‘If your clothes are too small, you could take them to a charity shop to be reused.’ Evie
Next, we did a transformation activity to look at how some materials can be reused. Did you know Tetrapaks (such as some milk and juice cartons) can’t be recycled in the green bin but there are now recycling points, around Leeds, where they can be taken.
We followed a set of instructions to transform a Tetrapak into a purse!
How do we manage waste at school?
- Each class has a recycle bin to recycle paper and card.
- We reuse paper by having a scrap paper drawer in class.
- We recycle our milk cartons every day.
- We try to reduce food waste by allowing children to choose their main meal choice at the start of the day.
- In Year 2, we have our Ecobrick for any plastic that can’t be recycled.
Next, we met some some of our own waste recycling advisors who had to deal with some waste scenarios.
We finished with Busta and Pong’s song to recap the important message of recycling.
What a great informative session we had!
Here are some questions to discuss with your child.
- What colour is the recycling bin in Leeds?
- Which bin should you put nappies in?
- Which bin should you put food waste in?
- What is the brown bin for?
- Where could we take old clothes?
- Where does glass go?
- What can be reused?
- What are the 4Rs?
- Why do we need to recycle?
E-Safety and Art
Year 2 have been learning about safety both on and off line.
First, we watched a cartoon, specifically produced for young children, from the Thinkuknow website. The aim of the Lee & Kim: Animal Magic cartoon is to teach 5-7 year olds about personal information and the importance of keeping this secure both online and off. The cartoon follows the adventures of two children, Lee and Kim, who are playing an online game where they interact and play with different people using animal avatars. The online safety messages from the cartoon and storybook are reinforced by SID, a superhero in the cartoon who helps Lee and Kim navigate the online game safely.
Ask your child about the characters in the cartoon.
Key issues covered
- what personal information is and the importance of keeping personal information private
- being polite and courteous online
- how to identify adults you can trust
- where to go for help
Following this, the children logged on (safely) and got to work with some computer art. The aim was to paint a picture of their own ‘Wild Thing’ that will form part of a non-chronological report being written in class.
Every Wednesday afternoon, Year 2 are taught RE by Mrs Bharath. Recently, the children have been learning about the religious festival – Diwali.
What is Diwali?

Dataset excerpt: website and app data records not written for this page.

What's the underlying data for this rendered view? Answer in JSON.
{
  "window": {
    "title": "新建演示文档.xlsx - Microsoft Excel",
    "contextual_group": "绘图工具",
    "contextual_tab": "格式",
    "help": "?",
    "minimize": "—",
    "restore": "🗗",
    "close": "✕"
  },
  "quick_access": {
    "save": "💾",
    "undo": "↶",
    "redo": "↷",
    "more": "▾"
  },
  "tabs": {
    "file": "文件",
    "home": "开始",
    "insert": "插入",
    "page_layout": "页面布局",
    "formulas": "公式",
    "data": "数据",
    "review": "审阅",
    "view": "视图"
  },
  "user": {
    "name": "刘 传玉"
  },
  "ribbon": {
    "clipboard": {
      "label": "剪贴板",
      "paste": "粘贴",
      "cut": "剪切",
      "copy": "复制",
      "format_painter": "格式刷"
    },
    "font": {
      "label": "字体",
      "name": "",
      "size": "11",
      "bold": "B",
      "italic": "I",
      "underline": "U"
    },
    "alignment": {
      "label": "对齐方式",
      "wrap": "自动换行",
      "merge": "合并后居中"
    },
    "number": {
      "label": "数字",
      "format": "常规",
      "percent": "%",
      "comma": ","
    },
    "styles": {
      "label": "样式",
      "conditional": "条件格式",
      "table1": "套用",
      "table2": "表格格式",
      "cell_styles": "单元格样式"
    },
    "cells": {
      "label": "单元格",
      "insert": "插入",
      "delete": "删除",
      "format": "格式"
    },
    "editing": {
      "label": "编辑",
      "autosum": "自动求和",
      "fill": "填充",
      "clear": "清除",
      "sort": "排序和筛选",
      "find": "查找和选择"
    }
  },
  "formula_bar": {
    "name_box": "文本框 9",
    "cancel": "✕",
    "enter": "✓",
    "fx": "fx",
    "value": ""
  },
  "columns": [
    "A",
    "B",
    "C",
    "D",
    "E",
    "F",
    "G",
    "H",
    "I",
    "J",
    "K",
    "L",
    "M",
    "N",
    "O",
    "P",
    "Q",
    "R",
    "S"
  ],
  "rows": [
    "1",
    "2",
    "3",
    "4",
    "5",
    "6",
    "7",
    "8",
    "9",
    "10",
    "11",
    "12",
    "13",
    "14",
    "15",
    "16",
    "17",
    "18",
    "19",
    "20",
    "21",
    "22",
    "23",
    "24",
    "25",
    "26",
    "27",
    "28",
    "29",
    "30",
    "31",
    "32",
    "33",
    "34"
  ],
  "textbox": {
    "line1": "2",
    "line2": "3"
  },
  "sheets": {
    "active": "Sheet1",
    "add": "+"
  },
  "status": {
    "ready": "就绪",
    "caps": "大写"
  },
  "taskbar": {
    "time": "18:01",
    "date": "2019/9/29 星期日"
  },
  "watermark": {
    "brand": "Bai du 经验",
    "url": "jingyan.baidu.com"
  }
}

Diwali a five-day festival of lights, celebrates a number of themes, including joy, forgiveness, knowledge, the goddess of wealth, Lakshmi, and the legend of Rama and Sita. Put simply, the festival represents the triumph of good over evil.
Hindus, Sikhs and Jains both in India and across the world take part by decorating houses and public spaces with thousands of lights, candles and colourful designs. As well as the bright colours and glittering lights, there’s music, dancing, delicious food and a cresting wave of community feeling.
Today, the children made Diva lights. Working hard to create the shape, the class then decorated their light with all things sparkly.
School Council elections
We have recently launched this year’s School Council election process. Our School Council is one of the ways that children are encouraged to take an active part in pupil voice.
The election process allows children to develop an understanding of one of the British Values, democracy, with two representatives from each class, chosen democratically by their peers.
Here are some of the qualities our school councillors think are needed to be an effective school councillor.
- use the 8Rs for learning
- be respectful and polite
- help others
- be a good speaker and listener (to members of your class and in the meetings)
- share and be confident with your ideas
- let others speak
- accept the views of others even if you don’t agree
- be friendly and approachable
- follow our school rules and make good choices in class and around school
Our current whole school homework is all about the election and democracy, ready for the elections next Thursday 24 October.